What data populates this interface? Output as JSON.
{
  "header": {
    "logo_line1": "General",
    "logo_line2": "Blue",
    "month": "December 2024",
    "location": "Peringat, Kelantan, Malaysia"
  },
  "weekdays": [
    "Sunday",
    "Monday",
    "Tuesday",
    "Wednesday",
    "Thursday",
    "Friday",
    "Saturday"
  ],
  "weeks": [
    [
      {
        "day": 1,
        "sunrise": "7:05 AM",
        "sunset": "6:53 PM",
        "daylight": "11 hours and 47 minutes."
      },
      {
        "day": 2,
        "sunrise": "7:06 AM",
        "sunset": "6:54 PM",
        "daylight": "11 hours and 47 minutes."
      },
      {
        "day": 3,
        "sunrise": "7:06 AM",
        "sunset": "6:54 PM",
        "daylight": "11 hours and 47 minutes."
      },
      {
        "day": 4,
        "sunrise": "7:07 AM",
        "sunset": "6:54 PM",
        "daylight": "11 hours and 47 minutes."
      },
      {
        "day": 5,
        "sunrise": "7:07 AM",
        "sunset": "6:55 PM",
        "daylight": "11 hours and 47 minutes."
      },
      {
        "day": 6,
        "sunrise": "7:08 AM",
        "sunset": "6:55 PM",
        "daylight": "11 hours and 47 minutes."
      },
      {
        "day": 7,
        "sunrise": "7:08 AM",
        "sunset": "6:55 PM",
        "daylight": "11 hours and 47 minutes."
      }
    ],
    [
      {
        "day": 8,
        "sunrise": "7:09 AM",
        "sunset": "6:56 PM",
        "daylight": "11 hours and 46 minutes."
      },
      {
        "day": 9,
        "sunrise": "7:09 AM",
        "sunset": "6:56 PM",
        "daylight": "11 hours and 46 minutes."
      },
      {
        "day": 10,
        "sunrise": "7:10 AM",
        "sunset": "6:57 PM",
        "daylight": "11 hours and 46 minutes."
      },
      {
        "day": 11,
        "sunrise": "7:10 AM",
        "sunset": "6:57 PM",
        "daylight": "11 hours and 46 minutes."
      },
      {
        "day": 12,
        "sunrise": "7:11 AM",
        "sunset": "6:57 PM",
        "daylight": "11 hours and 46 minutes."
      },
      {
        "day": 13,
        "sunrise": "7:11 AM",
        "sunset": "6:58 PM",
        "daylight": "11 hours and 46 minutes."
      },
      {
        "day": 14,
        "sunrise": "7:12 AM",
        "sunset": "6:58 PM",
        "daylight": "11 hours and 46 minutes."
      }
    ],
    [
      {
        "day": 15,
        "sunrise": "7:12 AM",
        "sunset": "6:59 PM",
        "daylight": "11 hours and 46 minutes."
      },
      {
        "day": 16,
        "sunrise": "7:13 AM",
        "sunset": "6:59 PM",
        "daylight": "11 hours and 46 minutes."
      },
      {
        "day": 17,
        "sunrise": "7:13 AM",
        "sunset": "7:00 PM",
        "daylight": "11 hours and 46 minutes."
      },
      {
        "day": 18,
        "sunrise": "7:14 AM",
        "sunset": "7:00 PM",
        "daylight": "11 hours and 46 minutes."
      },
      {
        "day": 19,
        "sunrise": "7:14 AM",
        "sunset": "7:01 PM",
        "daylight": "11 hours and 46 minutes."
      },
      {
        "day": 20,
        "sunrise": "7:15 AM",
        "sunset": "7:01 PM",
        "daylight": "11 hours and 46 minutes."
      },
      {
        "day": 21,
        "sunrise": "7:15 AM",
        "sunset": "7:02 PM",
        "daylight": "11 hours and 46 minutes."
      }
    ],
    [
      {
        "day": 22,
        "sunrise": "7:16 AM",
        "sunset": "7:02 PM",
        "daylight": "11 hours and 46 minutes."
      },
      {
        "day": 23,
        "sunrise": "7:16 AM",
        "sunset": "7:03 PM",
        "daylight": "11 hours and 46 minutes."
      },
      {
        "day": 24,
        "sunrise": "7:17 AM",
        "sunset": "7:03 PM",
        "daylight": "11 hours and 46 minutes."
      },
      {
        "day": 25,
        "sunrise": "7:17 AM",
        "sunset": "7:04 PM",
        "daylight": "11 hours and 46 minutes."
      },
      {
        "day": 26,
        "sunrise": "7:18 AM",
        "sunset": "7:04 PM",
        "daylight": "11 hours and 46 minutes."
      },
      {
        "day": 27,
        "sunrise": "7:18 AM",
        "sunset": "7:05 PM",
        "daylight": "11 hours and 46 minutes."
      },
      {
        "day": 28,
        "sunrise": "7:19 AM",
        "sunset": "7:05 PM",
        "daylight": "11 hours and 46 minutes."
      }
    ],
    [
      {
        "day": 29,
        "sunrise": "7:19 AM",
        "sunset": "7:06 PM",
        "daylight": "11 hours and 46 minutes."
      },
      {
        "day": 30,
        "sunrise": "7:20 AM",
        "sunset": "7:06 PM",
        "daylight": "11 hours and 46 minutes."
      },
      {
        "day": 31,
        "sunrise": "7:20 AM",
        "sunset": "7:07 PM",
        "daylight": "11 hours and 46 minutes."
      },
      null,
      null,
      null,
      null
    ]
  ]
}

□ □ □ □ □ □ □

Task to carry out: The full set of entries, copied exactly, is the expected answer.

Task answer:
What data populates this interface? Output as JSON.
{
  "header": {
    "logo_line1": "General",
    "logo_line2": "Blue",
    "month": "December 2024",
    "location": "Peringat, Kelantan, Malaysia"
  },
  "weekdays": [
    "Sunday",
    "Monday",
    "Tuesday",
    "Wednesday",
    "Thursday",
    "Friday",
    "Saturday"
  ],
  "weeks": [
    [
      {
        "day": 1,
        "sunrise": "7:05 AM",
        "sunset": "6:53 PM",
        "daylight": "11 hours and 47 minutes."
      },
      {
        "day": 2,
        "sunrise": "7:06 AM",
        "sunset": "6:54 PM",
        "daylight": "11 hours and 47 minutes."
      },
      {
        "day": 3,
        "sunrise": "7:06 AM",
        "sunset": "6:54 PM",
        "daylight": "11 hours and 47 minutes."
      },
      {
        "day": 4,
        "sunrise": "7:07 AM",
        "sunset": "6:54 PM",
        "daylight": "11 hours and 47 minutes."
      },
      {
        "day": 5,
        "sunrise": "7:07 AM",
        "sunset": "6:55 PM",
        "daylight": "11 hours and 47 minutes."
      },
      {
        "day": 6,
        "sunrise": "7:08 AM",
        "sunset": "6:55 PM",
        "daylight": "11 hours and 47 minutes."
      },
      {
        "day": 7,
        "sunrise": "7:08 AM",
        "sunset": "6:55 PM",
        "daylight": "11 hours and 47 minutes."
      }
    ],
    [
      {
        "day": 8,
        "sunrise": "7:09 AM",
        "sunset": "6:56 PM",
        "daylight": "11 hours and 46 minutes."
      },
      {
        "day": 9,
        "sunrise": "7:09 AM",
        "sunset": "6:56 PM",
        "daylight": "11 hours and 46 minutes."
      },
      {
        "day": 10,
        "sunrise": "7:10 AM",
        "sunset": "6:57 PM",
        "daylight": "11 hours and 46 minutes."
      },
      {
        "day": 11,
        "sunrise": "7:10 AM",
        "sunset": "6:57 PM",
        "daylight": "11 hours and 46 minutes."
      },
      {
        "day": 12,
        "sunrise": "7:11 AM",
        "sunset": "6:57 PM",
        "daylight": "11 hours and 46 minutes."
      },
      {
        "day": 13,
        "sunrise": "7:11 AM",
        "sunset": "6:58 PM",
        "daylight": "11 hours and 46 minutes."
      },
      {
        "day": 14,
        "sunrise": "7:12 AM",
        "sunset": "6:58 PM",
        "daylight": "11 hours and 46 minutes."
      }
    ],
    [
      {
        "day": 15,
        "sunrise": "7:12 AM",
        "sunset": "6:59 PM",
        "daylight": "11 hours and 46 minutes."
      },
      {
        "day": 16,
        "sunrise": "7:13 AM",
        "sunset": "6:59 PM",
        "daylight": "11 hours and 46 minutes."
      },
      {
        "day": 17,
        "sunrise": "7:13 AM",
        "sunset": "7:00 PM",
        "daylight": "11 hours and 46 minutes."
      },
      {
        "day": 18,
        "sunrise": "7:14 AM",
        "sunset": "7:00 PM",
        "daylight": "11 hours and 46 minutes."
      },
      {
        "day": 19,
        "sunrise": "7:14 AM",
        "sunset": "7:01 PM",
        "daylight": "11 hours and 46 minutes."
      },
      {
        "day": 20,
        "sunrise": "7:15 AM",
        "sunset": "7:01 PM",
        "daylight": "11 hours and 46 minutes."
      },
      {
        "day": 21,
        "sunrise": "7:15 AM",
        "sunset": "7:02 PM",
        "daylight": "11 hours and 46 minutes."
      }
    ],
    [
      {
        "day": 22,
        "sunrise": "7:16 AM",
        "sunset": "7:02 PM",
        "daylight": "11 hours and 46 minutes."
      },
      {
        "day": 23,
        "sunrise": "7:16 AM",
        "sunset": "7:03 PM",
        "daylight": "11 hours and 46 minutes."
      },
      {
        "day": 24,
        "sunrise": "7:17 AM",
        "sunset": "7:03 PM",
        "daylight": "11 hours and 46 minutes."
      },
      {
        "day": 25,
        "sunrise": "7:17 AM",
        "sunset": "7:04 PM",
        "daylight": "11 hours and 46 minutes."
      },
      {
        "day": 26,
        "sunrise": "7:18 AM",
        "sunset": "7:04 PM",
        "daylight": "11 hours and 46 minutes."
      },
      {
        "day": 27,
        "sunrise": "7:18 AM",
        "sunset": "7:05 PM",
        "daylight": "11 hours and 46 minutes."
      },
      {
        "day": 28,
        "sunrise": "7:19 AM",
        "sunset": "7:05 PM",
        "daylight": "11 hours and 46 minutes."
      }
    ],
    [
      {
        "day": 29,
        "sunrise": "7:19 AM",
        "sunset": "7:06 PM",
        "daylight": "11 hours and 46 minutes."
      },
      {
        "day": 30,
        "sunrise": "7:20 AM",
        "sunset": "7:06 PM",
        "daylight": "11 hours and 46 minutes."
      },
      {
        "day": 31,
        "sunrise": "7:20 AM",
        "sunset": "7:07 PM",
        "daylight": "11 hours and 46 minutes."
      },
      null,
      null,
      null,
      null
    ]
  ]
}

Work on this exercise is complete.